#### Exercise details:
Render every entry verbatim.

#### Exercise data:
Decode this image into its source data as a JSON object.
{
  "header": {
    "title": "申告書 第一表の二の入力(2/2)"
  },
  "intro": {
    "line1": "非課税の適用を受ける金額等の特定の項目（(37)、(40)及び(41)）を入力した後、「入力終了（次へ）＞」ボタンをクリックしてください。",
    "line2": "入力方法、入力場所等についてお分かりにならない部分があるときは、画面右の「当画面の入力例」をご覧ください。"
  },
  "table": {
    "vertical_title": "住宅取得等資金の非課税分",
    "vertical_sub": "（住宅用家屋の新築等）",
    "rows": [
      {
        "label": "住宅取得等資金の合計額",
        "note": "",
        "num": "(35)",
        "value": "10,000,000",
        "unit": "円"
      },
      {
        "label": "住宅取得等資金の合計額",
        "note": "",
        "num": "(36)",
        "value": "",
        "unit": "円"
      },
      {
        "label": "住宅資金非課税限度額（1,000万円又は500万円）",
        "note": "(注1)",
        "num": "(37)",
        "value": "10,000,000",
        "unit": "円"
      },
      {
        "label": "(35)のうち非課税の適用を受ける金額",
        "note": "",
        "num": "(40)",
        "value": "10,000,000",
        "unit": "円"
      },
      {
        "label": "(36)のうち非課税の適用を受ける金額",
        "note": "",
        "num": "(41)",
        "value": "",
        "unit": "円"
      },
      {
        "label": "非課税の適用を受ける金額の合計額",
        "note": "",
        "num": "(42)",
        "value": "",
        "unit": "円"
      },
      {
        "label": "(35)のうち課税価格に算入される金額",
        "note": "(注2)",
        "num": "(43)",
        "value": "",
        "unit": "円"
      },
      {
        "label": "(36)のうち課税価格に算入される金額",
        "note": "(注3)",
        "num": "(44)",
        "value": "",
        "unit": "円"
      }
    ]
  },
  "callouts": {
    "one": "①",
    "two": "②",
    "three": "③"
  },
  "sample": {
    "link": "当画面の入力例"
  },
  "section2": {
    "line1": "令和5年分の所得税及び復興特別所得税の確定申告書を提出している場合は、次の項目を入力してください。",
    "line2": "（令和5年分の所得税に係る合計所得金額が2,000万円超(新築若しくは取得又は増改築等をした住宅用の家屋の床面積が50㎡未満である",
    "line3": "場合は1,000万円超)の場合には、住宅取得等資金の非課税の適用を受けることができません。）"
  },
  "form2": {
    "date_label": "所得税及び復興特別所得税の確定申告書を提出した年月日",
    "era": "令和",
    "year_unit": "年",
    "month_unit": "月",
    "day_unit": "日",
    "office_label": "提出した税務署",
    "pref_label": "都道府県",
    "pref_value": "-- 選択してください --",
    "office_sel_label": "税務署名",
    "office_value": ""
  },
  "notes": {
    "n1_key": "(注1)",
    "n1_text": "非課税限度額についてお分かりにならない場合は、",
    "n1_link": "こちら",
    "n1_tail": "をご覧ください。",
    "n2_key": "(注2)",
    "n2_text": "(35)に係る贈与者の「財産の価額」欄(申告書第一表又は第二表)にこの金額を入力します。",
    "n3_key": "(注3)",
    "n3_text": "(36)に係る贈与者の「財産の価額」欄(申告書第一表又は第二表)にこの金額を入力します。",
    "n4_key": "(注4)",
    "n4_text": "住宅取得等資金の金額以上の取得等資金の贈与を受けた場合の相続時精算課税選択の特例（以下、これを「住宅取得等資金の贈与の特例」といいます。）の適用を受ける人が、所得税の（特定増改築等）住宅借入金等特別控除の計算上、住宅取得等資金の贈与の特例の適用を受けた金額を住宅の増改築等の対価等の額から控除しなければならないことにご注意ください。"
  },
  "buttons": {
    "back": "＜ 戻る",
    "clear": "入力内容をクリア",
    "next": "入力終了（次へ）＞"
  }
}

#### Response below:
Decode this image into its source data as a JSON object.
{
  "header": {
    "title": "申告書 第一表の二の入力(2/2)"
  },
  "intro": {
    "line1": "非課税の適用を受ける金額等の特定の項目（(37)、(40)及び(41)）を入力した後、「入力終了（次へ）＞」ボタンをクリックしてください。",
    "line2": "入力方法、入力場所等についてお分かりにならない部分があるときは、画面右の「当画面の入力例」をご覧ください。"
  },
  "table": {
    "vertical_title": "住宅取得等資金の非課税分",
    "vertical_sub": "（住宅用家屋の新築等）",
    "rows": [
      {
        "label": "住宅取得等資金の合計額",
        "note": "",
        "num": "(35)",
        "value": "10,000,000",
        "unit": "円"
      },
      {
        "label": "住宅取得等資金の合計額",
        "note": "",
        "num": "(36)",
        "value": "",
        "unit": "円"
      },
      {
        "label": "住宅資金非課税限度額（1,000万円又は500万円）",
        "note": "(注1)",
        "num": "(37)",
        "value": "10,000,000",
        "unit": "円"
      },
      {
        "label": "(35)のうち非課税の適用を受ける金額",
        "note": "",
        "num": "(40)",
        "value": "10,000,000",
        "unit": "円"
      },
      {
        "label": "(36)のうち非課税の適用を受ける金額",
        "note": "",
        "num": "(41)",
        "value": "",
        "unit": "円"
      },
      {
        "label": "非課税の適用を受ける金額の合計額",
        "note": "",
        "num": "(42)",
        "value": "",
        "unit": "円"
      },
      {
        "label": "(35)のうち課税価格に算入される金額",
        "note": "(注2)",
        "num": "(43)",
        "value": "",
        "unit": "円"
      },
      {
        "label": "(36)のうち課税価格に算入される金額",
        "note": "(注3)",
        "num": "(44)",
        "value": "",
        "unit": "円"
      }
    ]
  },
  "callouts": {
    "one": "①",
    "two": "②",
    "three": "③"
  },
  "sample": {
    "link": "当画面の入力例"
  },
  "section2": {
    "line1": "令和5年分の所得税及び復興特別所得税の確定申告書を提出している場合は、次の項目を入力してください。",
    "line2": "（令和5年分の所得税に係る合計所得金額が2,000万円超(新築若しくは取得又は増改築等をした住宅用の家屋の床面積が50㎡未満である",
    "line3": "場合は1,000万円超)の場合には、住宅取得等資金の非課税の適用を受けることができません。）"
  },
  "form2": {
    "date_label": "所得税及び復興特別所得税の確定申告書を提出した年月日",
    "era": "令和",
    "year_unit": "年",
    "month_unit": "月",
    "day_unit": "日",
    "office_label": "提出した税務署",
    "pref_label": "都道府県",
    "pref_value": "-- 選択してください --",
    "office_sel_label": "税務署名",
    "office_value": ""
  },
  "notes": {
    "n1_key": "(注1)",
    "n1_text": "非課税限度額についてお分かりにならない場合は、",
    "n1_link": "こちら",
    "n1_tail": "をご覧ください。",
    "n2_key": "(注2)",
    "n2_text": "(35)に係る贈与者の「財産の価額」欄(申告書第一表又は第二表)にこの金額を入力します。",
    "n3_key": "(注3)",
    "n3_text": "(36)に係る贈与者の「財産の価額」欄(申告書第一表又は第二表)にこの金額を入力します。",
    "n4_key": "(注4)",
    "n4_text": "住宅取得等資金の金額以上の取得等資金の贈与を受けた場合の相続時精算課税選択の特例（以下、これを「住宅取得等資金の贈与の特例」といいます。）の適用を受ける人が、所得税の（特定増改築等）住宅借入金等特別控除の計算上、住宅取得等資金の贈与の特例の適用を受けた金額を住宅の増改築等の対価等の額から控除しなければならないことにご注意ください。"
  },
  "buttons": {
    "back": "＜ 戻る",
    "clear": "入力内容をクリア",
    "next": "入力終了（次へ）＞"
  }
}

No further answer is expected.